What had happened to the Sola Scriptura premise? I began to realize the full extent to which the syllogistic chain of Christianity had been compromised. Over the years, as I watch other young unsuspecting college students face the onslaught of critical Biblical scholarship in religion classes at various universities, I have empathy. I know what they are going through. They are hopelessly mired in a mud road, in the logic of Christianity. They cannot logically argue for the truth of a biblical proposition until they have established the premise that the Bible is reliable. This is no mean task. More than a century of concerted scholarly skepticism has targeted the credibility of the various biblical texts. Furthermore, before they could even begin to argue for the correctness of the Bible, they find themselves face-to-face with a crumbling rickety bridge of theism vs. atheism. How can one argue that the God of Judeo-Christian scriptures is the true God, if it has not been successfully argued that there even is a God? And, before one can argue that there is a God, one must grapple with the issue of whether the universe is randomly constituted, or whether there is purposeful action that produced its existence.

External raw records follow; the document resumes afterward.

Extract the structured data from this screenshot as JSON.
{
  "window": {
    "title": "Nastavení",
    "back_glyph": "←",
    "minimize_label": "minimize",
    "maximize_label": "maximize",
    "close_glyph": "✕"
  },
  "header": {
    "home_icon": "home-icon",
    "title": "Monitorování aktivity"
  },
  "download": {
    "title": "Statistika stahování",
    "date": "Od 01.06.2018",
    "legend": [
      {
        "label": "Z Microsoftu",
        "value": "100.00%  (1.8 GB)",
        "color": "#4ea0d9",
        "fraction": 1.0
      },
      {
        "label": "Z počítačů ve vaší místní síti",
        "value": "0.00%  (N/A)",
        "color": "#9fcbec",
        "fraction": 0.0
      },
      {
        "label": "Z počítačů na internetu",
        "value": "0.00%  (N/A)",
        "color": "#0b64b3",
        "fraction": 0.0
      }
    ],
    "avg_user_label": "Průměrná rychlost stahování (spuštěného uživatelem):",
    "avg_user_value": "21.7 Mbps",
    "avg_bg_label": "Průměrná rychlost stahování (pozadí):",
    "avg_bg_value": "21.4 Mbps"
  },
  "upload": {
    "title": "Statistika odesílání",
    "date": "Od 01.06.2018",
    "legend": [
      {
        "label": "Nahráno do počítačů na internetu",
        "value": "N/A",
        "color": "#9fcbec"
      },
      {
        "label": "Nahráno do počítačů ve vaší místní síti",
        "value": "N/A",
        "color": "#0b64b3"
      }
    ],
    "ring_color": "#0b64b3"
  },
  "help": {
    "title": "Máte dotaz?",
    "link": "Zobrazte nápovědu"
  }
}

We find ourselves precisely where Genesis begins—at the beginning of the universe. (How interesting!) We may use Aristotle’s concept of syllogistic chains to begin building a logical pathway from there.